“Tell me what you’re thinking?”

For as long as she can remember, Katie Rappaport has enjoyed asking that question whenever she noticed that a family member or friend had drifted into deep thought.

“It’s a great conversation starter, just ask James,” said Ms. Rappaport, 33, a creative director in New York for Condé Nast.

She was referring to James Strickland, also 33, and their “unforgettable conversation,” as she put it, that took place in October 2018 in Mr. Strickland’s Nashville apartment.

Three months earlier, they began dating in New York after matching on two apps, Hinge and the League. At the time, Mr. Strickland was busy with an internship at an investment banking firm in New York that was a part of his studies at Vanderbilt, where he was a year away from earning an M.B.A.

When Mr. Strickland returned to Nashville, he sent Ms. Rappaport four enormous balloons, together spelling XOXO, as well as 50 additional balloons to her office in Lower Manhattan, as a way of demonstrating just how much he missed her.

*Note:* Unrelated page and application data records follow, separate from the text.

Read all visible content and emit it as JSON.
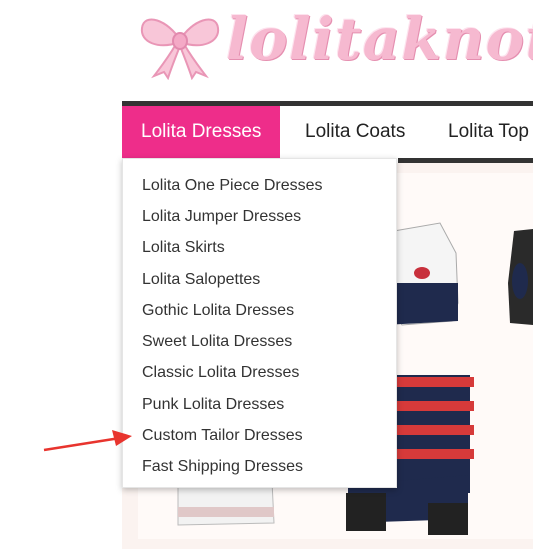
{
  "logo": {
    "text": "lolitaknot"
  },
  "nav": {
    "items": [
      {
        "label": "Lolita Dresses"
      },
      {
        "label": "Lolita Coats"
      },
      {
        "label": "Lolita Top"
      }
    ]
  },
  "dropdown": {
    "items": [
      {
        "label": "Lolita One Piece Dresses"
      },
      {
        "label": "Lolita Jumper Dresses"
      },
      {
        "label": "Lolita Skirts"
      },
      {
        "label": "Lolita Salopettes"
      },
      {
        "label": "Gothic Lolita Dresses"
      },
      {
        "label": "Sweet Lolita Dresses"
      },
      {
        "label": "Classic Lolita Dresses"
      },
      {
        "label": "Punk Lolita Dresses"
      },
      {
        "label": "Custom Tailor Dresses"
      },
      {
        "label": "Fast Shipping Dresses"
      }
    ]
  },
  "colors": {
    "accent": "#ee2d8a",
    "annotation_arrow": "#e8342e"
  }
}
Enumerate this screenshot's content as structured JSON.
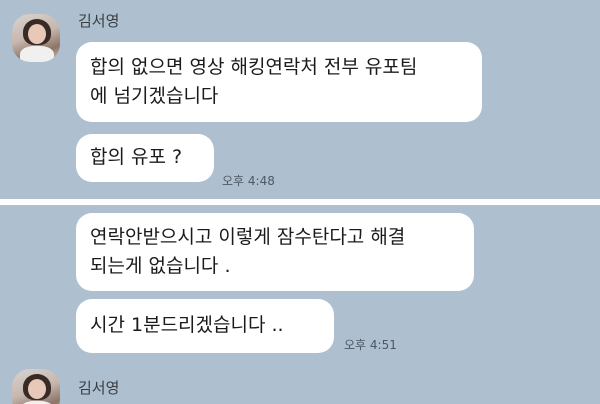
{
  "chat_top": {
    "sender_name": "김서영",
    "messages": [
      {
        "text": "합의 없으면 영상 해킹연락처 전부 유포팀\n에 넘기겠습니다"
      },
      {
        "text": "합의 유포 ?",
        "time": "오후 4:48"
      }
    ]
  },
  "chat_bottom": {
    "messages": [
      {
        "text": " 연락안받으시고 이렇게 잠수탄다고 해결\n되는게 없습니다 ."
      },
      {
        "text": "시간 1분드리겠습니다 ..",
        "time": "오후 4:51"
      }
    ],
    "next_sender_name": "김서영"
  }
}
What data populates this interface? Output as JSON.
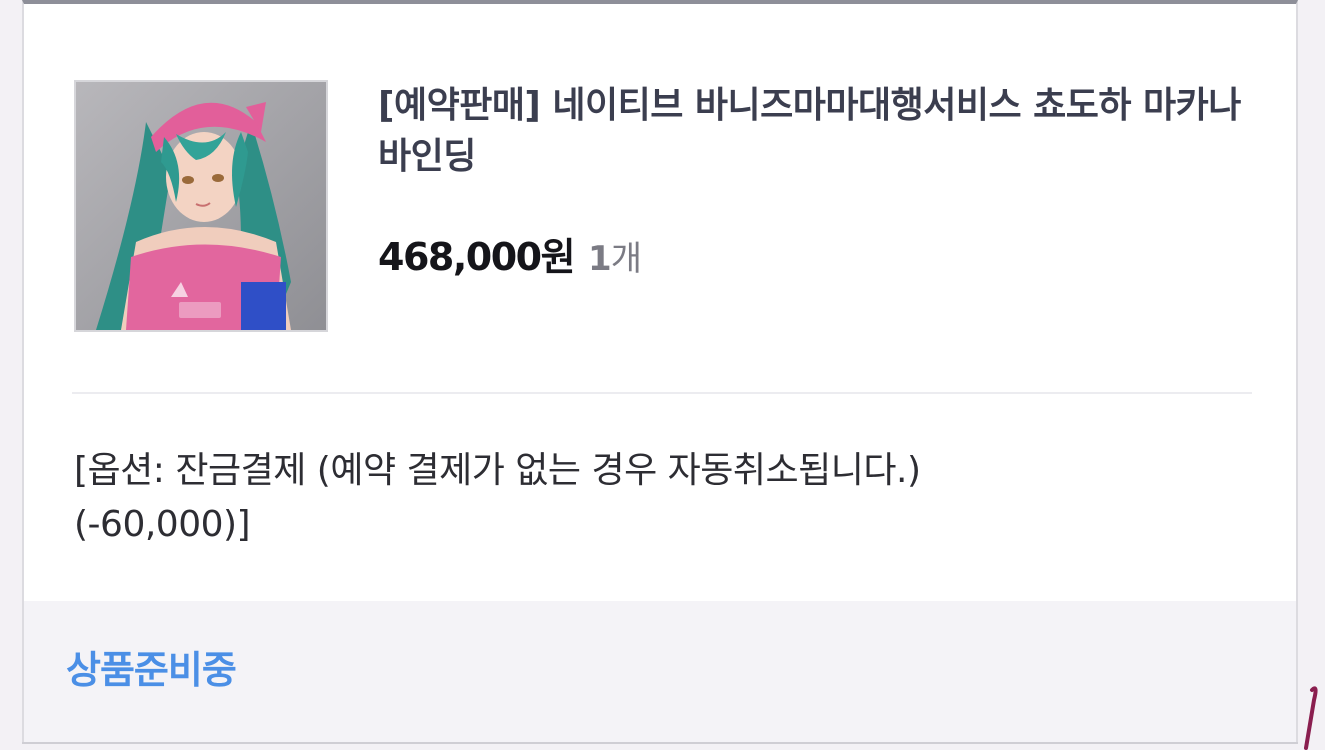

Ms. Rappaport was soon heading to Nashville, sitting with Mr. Strickland on his sofa. They talked about religion — she’s Jewish, he’s Roman Catholic — and their mutual love of the outdoors, where both enjoy fly-fishing. And they discussed their love affair with New York City. She grew up in Indianapolis and worked with disadvantaged youth in rural Ohio through AmeriCorps and later at Ohio State University, and he lived in Tallahassee, Fla., and in several other areas of the state before arriving in New York by way of Nashville.

At some point during their long chat, Ms. Rappaport noticed that Mr. Strickland had drifted into deep thought, and instinctively, she sprung into action. “Tell me what you’re thinking,” she said.

He did not mince words, creating the kind of conversation starter that neither could have possibly imagined at that point of their brief relationship. “I have been thinking about what it would be like to marry you,” he told Ms. Rappaport. She could only stare back in stunned disbelief and say, “Are you asking me to marry you?”

He told her he was, but just not at that time in their lives.

“Ask me again,” she said.

He obliged, and they both agreed to let that precious moment serve as a verbal commitment to one another and that one day, they would indeed get married.

On June 21, 2019, Mr. Strickland got down on one knee and proposed to Ms. Rappaport at Hotel du Cap-Eden-Roc in Antibes, France.

They spent the next two days in Beaulieu-sur-Mer on the French Riviera, drinking champagne and celebrating.

The couple initially chose to be married June 6, 2020 at Newfields, a 152-acre campus that houses the Indianapolis Museum of Art. They had already sent out invitations for 250 guests. But because of restrictions created by the coronavirus, the couple, who were able to save the date, moved their wedding ceremony and reception to the home of the bride’s parents in Indianapolis.

Rabbi Brett Krichiver officiated before the couple and 16 members of their families.

Shortly after they were married, the newlyweds went outside and rode bicycles, and were saluted by neighbors, some hoisting glasses of wine, others tossing flower petals in their direction.

When asked what she was thinking while bike riding in her wedding dress, the groom pedaling beside, the bride said, ‘‘I was thinking that I could not have imagined a sweeter ending to our wedding day.”